### WHAT TO WORK ON
Count the lines containing "تاریخ" in the entries underneath, and state that count without anything else.

### TASK INPUT
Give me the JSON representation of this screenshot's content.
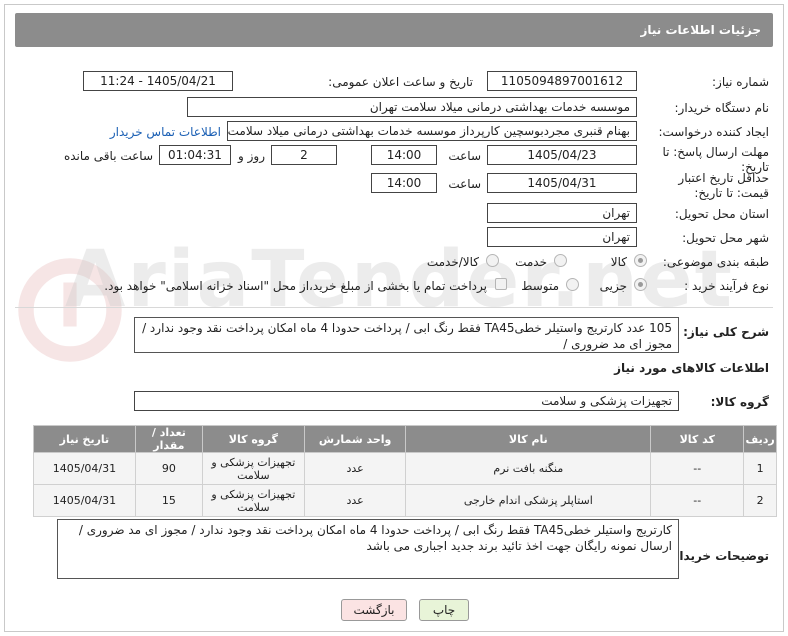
{
  "header": {
    "title": "جزئیات اطلاعات نیاز"
  },
  "fields": {
    "need_number_label": "شماره نیاز:",
    "need_number": "1105094897001612",
    "announce_label": "تاریخ و ساعت اعلان عمومی:",
    "announce_value": "1405/04/21 - 11:24",
    "buyer_org_label": "نام دستگاه خریدار:",
    "buyer_org": "موسسه خدمات بهداشتی درمانی میلاد سلامت تهران",
    "requester_label": "ایجاد کننده درخواست:",
    "requester": "بهنام قنبری مجردبوسچین کارپرداز موسسه خدمات بهداشتی درمانی میلاد سلامت تهران",
    "buyer_contact_link": "اطلاعات تماس خریدار",
    "deadline_label": "مهلت ارسال پاسخ: تا تاریخ:",
    "deadline_date": "1405/04/23",
    "time_label": "ساعت",
    "deadline_time": "14:00",
    "days_count": "2",
    "day_and_label": "روز و",
    "remaining_time": "01:04:31",
    "remaining_label": "ساعت باقی مانده",
    "validity_label": "حداقل تاریخ اعتبار قیمت: تا تاریخ:",
    "validity_date": "1405/04/31",
    "validity_time": "14:00",
    "province_label": "استان محل تحویل:",
    "province": "تهران",
    "city_label": "شهر محل تحویل:",
    "city": "تهران",
    "category_label": "طبقه بندی موضوعی:",
    "category_options": [
      "کالا",
      "خدمت",
      "کالا/خدمت"
    ],
    "process_label": "نوع فرآیند خرید :",
    "process_options": [
      "جزیی",
      "متوسط"
    ],
    "payment_note": "پرداخت تمام یا بخشی از مبلغ خرید،از محل \"اسناد خزانه اسلامی\" خواهد بود.",
    "summary_label": "شرح کلی نیاز:",
    "summary": "105 عدد کارتریج واستیلر خطیTA45 فقط رنگ ابی  /  پرداخت حدودا  4 ماه  امکان پرداخت نقد وجود ندارد / مجوز ای مد ضروری /",
    "goods_info_title": "اطلاعات کالاهای مورد نیاز",
    "goods_group_label": "گروه کالا:",
    "goods_group": "تجهیزات پزشکی و سلامت"
  },
  "table": {
    "headers": [
      "ردیف",
      "کد کالا",
      "نام کالا",
      "واحد شمارش",
      "گروه کالا",
      "تعداد / مقدار",
      "تاریخ نیاز"
    ],
    "rows": [
      [
        "1",
        "--",
        "منگنه بافت نرم",
        "عدد",
        "تجهیزات پزشکی و سلامت",
        "90",
        "1405/04/31"
      ],
      [
        "2",
        "--",
        "استاپلر پزشکی اندام خارجی",
        "عدد",
        "تجهیزات پزشکی و سلامت",
        "15",
        "1405/04/31"
      ]
    ]
  },
  "buyer_notes": {
    "label": "توضیحات خریدار:",
    "text": "کارتریج واستیلر خطیTA45 فقط رنگ ابی  /  پرداخت حدودا  4 ماه  امکان پرداخت نقد وجود ندارد / مجوز ای مد ضروری / ارسال نمونه رایگان جهت اخذ تائید برند جدید اجباری می باشد"
  },
  "buttons": {
    "print": "چاپ",
    "back": "بازگشت"
  },
  "watermark": {
    "text": "AriaTender.net"
  },
  "colors": {
    "header_bg": "#8c8c8c",
    "link": "#1a5fb4"
  }
}
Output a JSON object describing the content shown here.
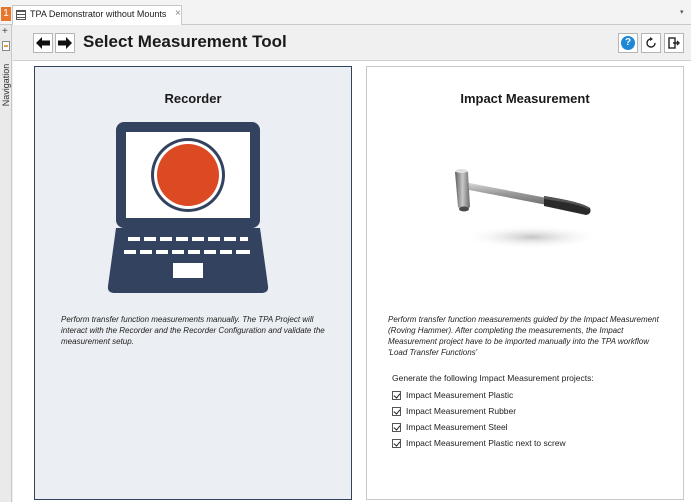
{
  "tab": {
    "index": "1",
    "title": "TPA Demonstrator without Mounts",
    "close": "×",
    "dropdown": "▾"
  },
  "nav": {
    "add": "+",
    "label": "Navigation"
  },
  "header": {
    "title": "Select Measurement Tool",
    "help": "?"
  },
  "recorder": {
    "title": "Recorder",
    "description": "Perform transfer function measurements manually. The TPA Project will interact with the Recorder and the Recorder Configuration and validate the measurement setup."
  },
  "impact": {
    "title": "Impact Measurement",
    "description": "Perform transfer function measurements guided by the Impact Measurement (Roving Hammer). After completing the measurements, the Impact Measurement project have to be imported manually into the TPA workflow 'Load Transfer Functions'",
    "projects_heading": "Generate the following Impact Measurement projects:",
    "projects": [
      {
        "label": "Impact Measurement Plastic",
        "checked": true
      },
      {
        "label": "Impact Measurement Rubber",
        "checked": true
      },
      {
        "label": "Impact Measurement Steel",
        "checked": true
      },
      {
        "label": "Impact Measurement Plastic next to screw",
        "checked": true
      }
    ]
  },
  "colors": {
    "accent_orange": "#e8762d",
    "laptop_navy": "#33435f",
    "record_red": "#dc4a24",
    "help_blue": "#1e87d6"
  }
}
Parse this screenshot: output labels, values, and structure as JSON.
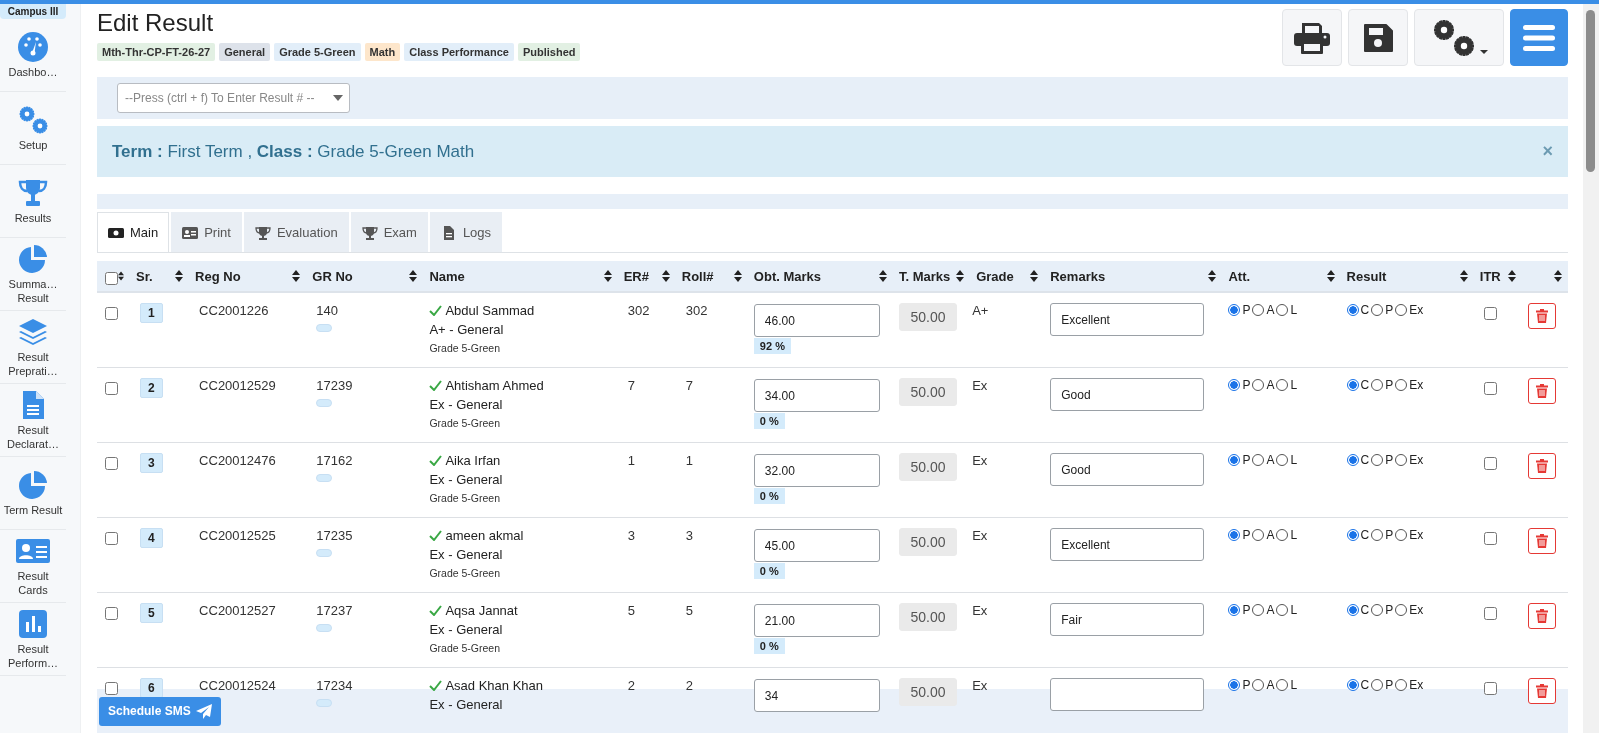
{
  "campus": "Campus III",
  "sidebar": {
    "items": [
      {
        "label": "Dashbo…",
        "selected": false
      },
      {
        "label": "Setup",
        "selected": false
      },
      {
        "label": "Results",
        "selected": false
      },
      {
        "label": "Summa… Result",
        "selected": false
      },
      {
        "label": "Result Preprati…",
        "selected": false
      },
      {
        "label": "Result Declarat…",
        "selected": false
      },
      {
        "label": "Term Result",
        "selected": false
      },
      {
        "label": "Result Cards",
        "selected": false
      },
      {
        "label": "Result Perform…",
        "selected": false
      }
    ]
  },
  "title": "Edit Result",
  "tags": [
    {
      "label": "Mth-Thr-CP-FT-26-27",
      "color": "#e2f0e3"
    },
    {
      "label": "General",
      "color": "#dde2ea"
    },
    {
      "label": "Grade 5-Green",
      "color": "#e2eef9"
    },
    {
      "label": "Math",
      "color": "#fde6cb"
    },
    {
      "label": "Class Performance",
      "color": "#e2eef9"
    },
    {
      "label": "Published",
      "color": "#e2f0e3"
    }
  ],
  "search": {
    "placeholder": "--Press (ctrl + f) To Enter Result # --"
  },
  "alert": {
    "text": "**Term :** First Term , **Class :** Grade 5-Green Math",
    "close": "×"
  },
  "tabs": [
    {
      "label": "Main",
      "selected": true
    },
    {
      "label": "Print",
      "selected": false
    },
    {
      "label": "Evaluation",
      "selected": false
    },
    {
      "label": "Exam",
      "selected": false
    },
    {
      "label": "Logs",
      "selected": false
    }
  ],
  "table": {
    "all_checked": false,
    "columns": [
      "Sr.",
      "Reg No",
      "GR No",
      "Name",
      "ER#",
      "Roll#",
      "Obt. Marks",
      "T. Marks",
      "Grade",
      "Remarks",
      "Att.",
      "Result",
      "ITR"
    ],
    "rows": [
      {
        "checked": false,
        "sr": "1",
        "reg_no": "CC2001226",
        "gr_no": "140",
        "verified": true,
        "name": "Abdul Sammad",
        "grade_line": "A+ - General",
        "class_line": "Grade 5-Green",
        "er": "302",
        "roll": "302",
        "obt_marks": "46.00",
        "percent": "92 %",
        "t_marks": "50.00",
        "grade": "A+",
        "remarks": "Excellent",
        "attendance": [
          {
            "label": "P",
            "selected": true
          },
          {
            "label": "A",
            "selected": false
          },
          {
            "label": "L",
            "selected": false
          }
        ],
        "result": [
          {
            "label": "C",
            "selected": true
          },
          {
            "label": "P",
            "selected": false
          },
          {
            "label": "Ex",
            "selected": false
          }
        ],
        "itr": false
      },
      {
        "checked": false,
        "sr": "2",
        "reg_no": "CC20012529",
        "gr_no": "17239",
        "verified": true,
        "name": "Ahtisham Ahmed",
        "grade_line": "Ex - General",
        "class_line": "Grade 5-Green",
        "er": "7",
        "roll": "7",
        "obt_marks": "34.00",
        "percent": "0 %",
        "t_marks": "50.00",
        "grade": "Ex",
        "remarks": "Good",
        "attendance": [
          {
            "label": "P",
            "selected": true
          },
          {
            "label": "A",
            "selected": false
          },
          {
            "label": "L",
            "selected": false
          }
        ],
        "result": [
          {
            "label": "C",
            "selected": true
          },
          {
            "label": "P",
            "selected": false
          },
          {
            "label": "Ex",
            "selected": false
          }
        ],
        "itr": false
      },
      {
        "checked": false,
        "sr": "3",
        "reg_no": "CC20012476",
        "gr_no": "17162",
        "verified": true,
        "name": "Aika Irfan",
        "grade_line": "Ex - General",
        "class_line": "Grade 5-Green",
        "er": "1",
        "roll": "1",
        "obt_marks": "32.00",
        "percent": "0 %",
        "t_marks": "50.00",
        "grade": "Ex",
        "remarks": "Good",
        "attendance": [
          {
            "label": "P",
            "selected": true
          },
          {
            "label": "A",
            "selected": false
          },
          {
            "label": "L",
            "selected": false
          }
        ],
        "result": [
          {
            "label": "C",
            "selected": true
          },
          {
            "label": "P",
            "selected": false
          },
          {
            "label": "Ex",
            "selected": false
          }
        ],
        "itr": false
      },
      {
        "checked": false,
        "sr": "4",
        "reg_no": "CC20012525",
        "gr_no": "17235",
        "verified": true,
        "name": "ameen akmal",
        "grade_line": "Ex - General",
        "class_line": "Grade 5-Green",
        "er": "3",
        "roll": "3",
        "obt_marks": "45.00",
        "percent": "0 %",
        "t_marks": "50.00",
        "grade": "Ex",
        "remarks": "Excellent",
        "attendance": [
          {
            "label": "P",
            "selected": true
          },
          {
            "label": "A",
            "selected": false
          },
          {
            "label": "L",
            "selected": false
          }
        ],
        "result": [
          {
            "label": "C",
            "selected": true
          },
          {
            "label": "P",
            "selected": false
          },
          {
            "label": "Ex",
            "selected": false
          }
        ],
        "itr": false
      },
      {
        "checked": false,
        "sr": "5",
        "reg_no": "CC20012527",
        "gr_no": "17237",
        "verified": true,
        "name": "Aqsa Jannat",
        "grade_line": "Ex - General",
        "class_line": "Grade 5-Green",
        "er": "5",
        "roll": "5",
        "obt_marks": "21.00",
        "percent": "0 %",
        "t_marks": "50.00",
        "grade": "Ex",
        "remarks": "Fair",
        "attendance": [
          {
            "label": "P",
            "selected": true
          },
          {
            "label": "A",
            "selected": false
          },
          {
            "label": "L",
            "selected": false
          }
        ],
        "result": [
          {
            "label": "C",
            "selected": true
          },
          {
            "label": "P",
            "selected": false
          },
          {
            "label": "Ex",
            "selected": false
          }
        ],
        "itr": false
      },
      {
        "checked": false,
        "sr": "6",
        "reg_no": "CC20012524",
        "gr_no": "17234",
        "verified": true,
        "name": "Asad Khan Khan",
        "grade_line": "Ex - General",
        "er": "2",
        "roll": "2",
        "obt_marks": "34",
        "t_marks": "50.00",
        "grade": "Ex",
        "attendance": [
          {
            "label": "P",
            "selected": true
          },
          {
            "label": "A",
            "selected": false
          },
          {
            "label": "L",
            "selected": false
          }
        ],
        "result": [
          {
            "label": "C",
            "selected": true
          },
          {
            "label": "P",
            "selected": false
          },
          {
            "label": "Ex",
            "selected": false
          }
        ],
        "itr": false
      }
    ]
  },
  "footer": {
    "button": "Schedule SMS"
  }
}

### RESULT BELOW
4